“If it’s personnel-related, you have to take it to your supervisor first, and if they haven’t addressed it, you take it to the town manager,” Andrews said. “If you haven’t brought it to her, you can’t bring it to the board.”

The new policy, posted Feb. 6 to a bulletin board at the Paris Town Office and signed by Andrews, stated that employees, as an extra step, are required to submit complaints to the Human Resource Department.

Former Selectmen Scott Buffington said the change was unauthorized.

“The whole thing’s a mess … that hasn’t been approved by the Select Board,” he said. “Any policy and procedure change has to be approved by the board.”

At the meeting on Wednesday, Longley said Noyes stood by her decision to reinstate the demoted captain.

“A question was directed to the town manager which asked, ‘Are you standing behind your decision to reverse the action of the chief and effectively usurping his decision and power of authority?’ Her final answer was she had made her decision, it was final. If individuals did not care for her determination they were free to do other things,” wrote Longley in his letter.

Longley also wrote that selectmen admitted that the town manager issued a directive to the board to have no contact with firefighters or the fire department previous to the meeting on Wednesday. He also said one selectman, who didn’t want to be named, told Longley he had been “chewed out” for making contact with the fire department after the walkout.

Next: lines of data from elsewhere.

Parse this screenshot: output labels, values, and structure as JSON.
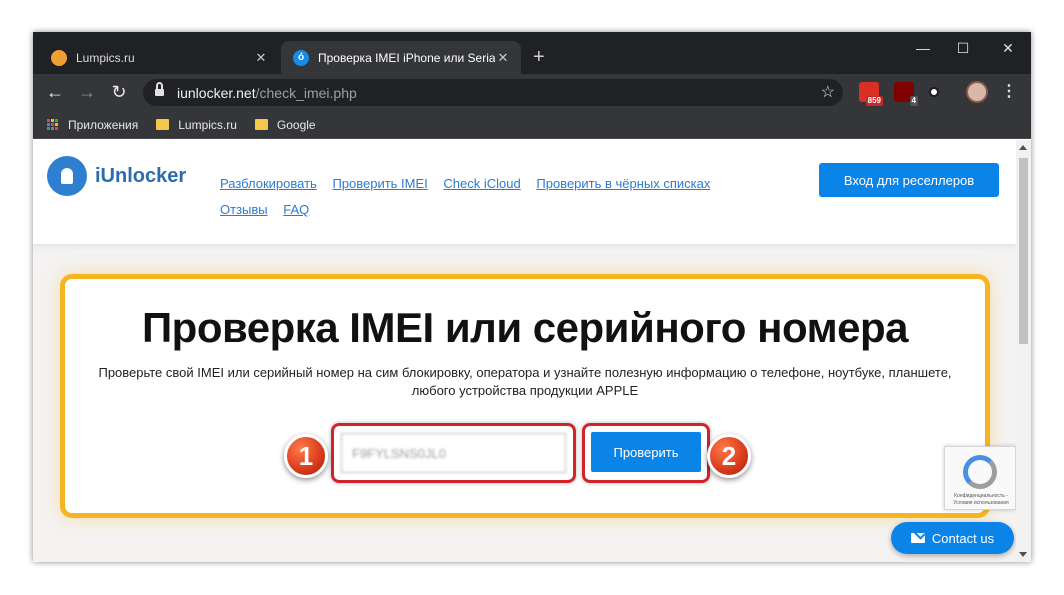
{
  "browser": {
    "tabs": [
      {
        "title": "Lumpics.ru",
        "favicon": "orange-circle-icon",
        "active": false
      },
      {
        "title": "Проверка IMEI iPhone или Serial",
        "favicon": "iunlocker-icon",
        "active": true
      }
    ],
    "new_tab": "+",
    "window_controls": {
      "minimize": "—",
      "maximize": "☐",
      "close": "✕"
    },
    "url_host": "iunlocker.net",
    "url_path": "/check_imei.php",
    "extensions": [
      {
        "name": "gmail-extension-icon",
        "badge": "859",
        "color": "#d93025"
      },
      {
        "name": "ublock-extension-icon",
        "badge": "4",
        "color": "#800000"
      },
      {
        "name": "eye-extension-icon",
        "badge": "",
        "color": "#ffffff"
      }
    ],
    "bookmarks": [
      {
        "label": "Приложения",
        "icon": "apps-grid-icon"
      },
      {
        "label": "Lumpics.ru",
        "icon": "folder-icon"
      },
      {
        "label": "Google",
        "icon": "folder-icon"
      }
    ]
  },
  "site": {
    "logo_text": "iUnlocker",
    "nav": [
      "Разблокировать",
      "Проверить IMEI",
      "Check iCloud",
      "Проверить в чёрных списках",
      "Отзывы",
      "FAQ"
    ],
    "reseller_button": "Вход для реселлеров",
    "heading": "Проверка IMEI или серийного номера",
    "subtitle_line1": "Проверьте свой IMEI или серийный номер на сим блокировку, оператора и узнайте полезную информацию о телефоне, ноутбуке, планшете,",
    "subtitle_line2": "любого устройства продукции APPLE",
    "imei_value": "F9FYLSNS0JL0",
    "check_button": "Проверить",
    "step1": "1",
    "step2": "2",
    "recaptcha_text": "Конфиденциальность - Условия использования",
    "contact_button": "Contact us"
  },
  "colors": {
    "accent": "#0b84e8",
    "card_border": "#f7b422",
    "highlight": "#d2232a"
  }
}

“The prematurely released policy allows for an individual to lodge a complaint directly to the town manager or an authority above their immediate supervisor. So why then did the envelope (containing written concerns from firefighters hand delivered to the town manager and then handed to the select board at a later date, who in turn denied the attempt) disappear?” Longley wrote.

Longley said that in his view, the authority of the fire chief had been compromised and wrote that he thought the situation would lead to a vote of no confidence against the town.

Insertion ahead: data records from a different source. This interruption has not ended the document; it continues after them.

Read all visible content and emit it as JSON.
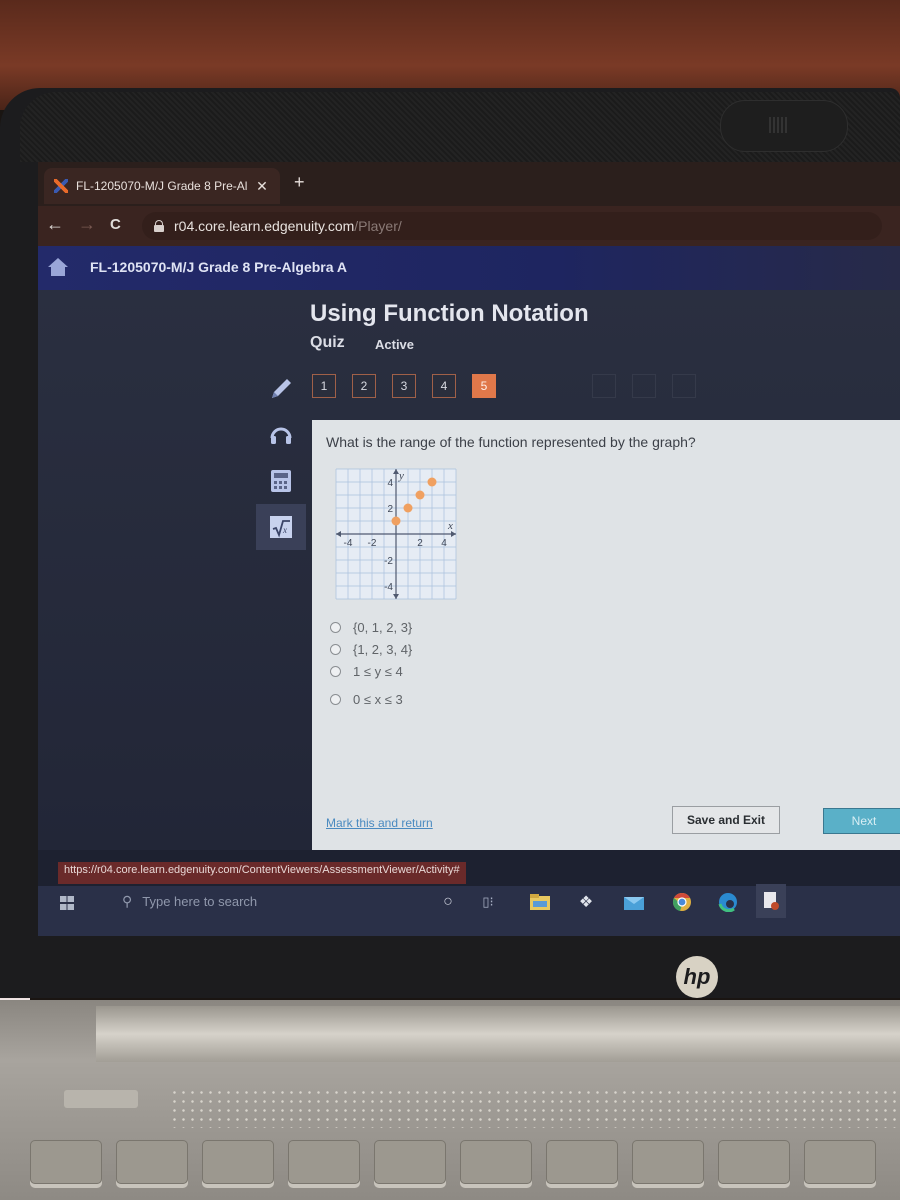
{
  "browser": {
    "tab_title": "FL-1205070-M/J Grade 8 Pre-Al",
    "tab_close": "✕",
    "new_tab": "+",
    "back": "←",
    "forward": "→",
    "reload": "C",
    "url_host": "r04.core.learn.edgenuity.com",
    "url_path": "/Player/",
    "status_url": "https://r04.core.learn.edgenuity.com/ContentViewers/AssessmentViewer/Activity#"
  },
  "app": {
    "course_title": "FL-1205070-M/J Grade 8 Pre-Algebra A",
    "lesson_title": "Using Function Notation",
    "activity_type": "Quiz",
    "activity_status": "Active",
    "question_nav": [
      {
        "label": "1",
        "state": "answered"
      },
      {
        "label": "2",
        "state": "answered"
      },
      {
        "label": "3",
        "state": "answered"
      },
      {
        "label": "4",
        "state": "answered"
      },
      {
        "label": "5",
        "state": "current"
      }
    ],
    "tools": [
      "pencil-icon",
      "headphones-icon",
      "calculator-icon",
      "formula-sqrt-icon"
    ],
    "accent_color": "#e0784a"
  },
  "question": {
    "prompt": "What is the range of the function represented by the graph?",
    "choices": [
      "{0, 1, 2, 3}",
      "{1, 2, 3, 4}",
      "1 ≤ y ≤ 4",
      "0 ≤ x ≤ 3"
    ],
    "mark_link": "Mark this and return",
    "save_exit": "Save and Exit",
    "next": "Next"
  },
  "chart_data": {
    "type": "scatter",
    "title": "",
    "xlabel": "x",
    "ylabel": "y",
    "xlim": [
      -5,
      5
    ],
    "ylim": [
      -5,
      5
    ],
    "x_ticks": [
      "-4",
      "-2",
      "2",
      "4"
    ],
    "y_ticks": [
      "4",
      "2",
      "-2",
      "-4"
    ],
    "grid": true,
    "points": [
      {
        "x": 0,
        "y": 1
      },
      {
        "x": 1,
        "y": 2
      },
      {
        "x": 2,
        "y": 3
      },
      {
        "x": 3,
        "y": 4
      }
    ],
    "point_color": "#f0a060"
  },
  "taskbar": {
    "search_placeholder": "Type here to search",
    "icons": [
      "cortana-icon",
      "task-view-icon",
      "file-explorer-icon",
      "dropbox-icon",
      "mail-icon",
      "chrome-icon",
      "edge-icon",
      "document-app-icon"
    ]
  },
  "laptop": {
    "brand": "hp"
  }
}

“This breach will lead to a vote of no confidence to one or all the parties involved. The firefighters have voiced their opinions and backed it with action. The firefighters stand with and behind the chief,” Longley wrote.

Longley said in an interview Thursday that the only way to reconcile and reinstate the force would be to allow firefighters to mount complaints through the Select Board, out of the reach of the town manager and the human resources manager. In his letter, Longley reiterated that stance, adding that the chief needed the space to be able to do his job.

“What would be an ideal solution? Let the chief do his job; I would rather face the consequences of doing what is right versus the consequences of accepting what we know to be wrong, and risk accepting the liability and safety to all for those actions. Integrity is everything,” wrote Longley.

As for the firefighters who stepped down this week, Blaquiere said Thursday that he did not accept their resignations.

“I’m not accepting their resignations,” he said. “We have a full staff here, and if the bell goes off, we will respond.”

The entire Paris Fire Department will meet behind closed doors with selectmen, Noyes and Andrews at 6 p.m. Monday at the Town Office on Church Street. Longley said the meeting is mandatory for all members of the fire department, including the ones who resigned. The selectmen are Chairman Rusty Brackett, Vice Chairman Christopher Summers, Peter Kilgore, Carlton Sprague and Scott McElravy.

The Paris Fire Department moved from a paid, per diem department to a volunteer force after voting at the June 17, 2017, town meeting to cut the fire department budget by $145,629. They have a roster of about 30 volunteers.

Longley, chief at the time of the transition, said he was tasked with restructuring the fire department, and Blaquiere, deputy chief at the time, was “very much responsible for accomplishing this task handed to us by the citizens,” according to an email Longley sent on Saturday.

“Since that vote, the Paris Fire Department has rebuilt the call force, taken on new members and trained them to the standards outlined in NFPA 1001, standards for a professional fire fighter. Collectively, they have responded to numerous emergencies and have received nothing but praise,” Longley wrote.


©2020 the Sun Journal (Lewiston, Maine)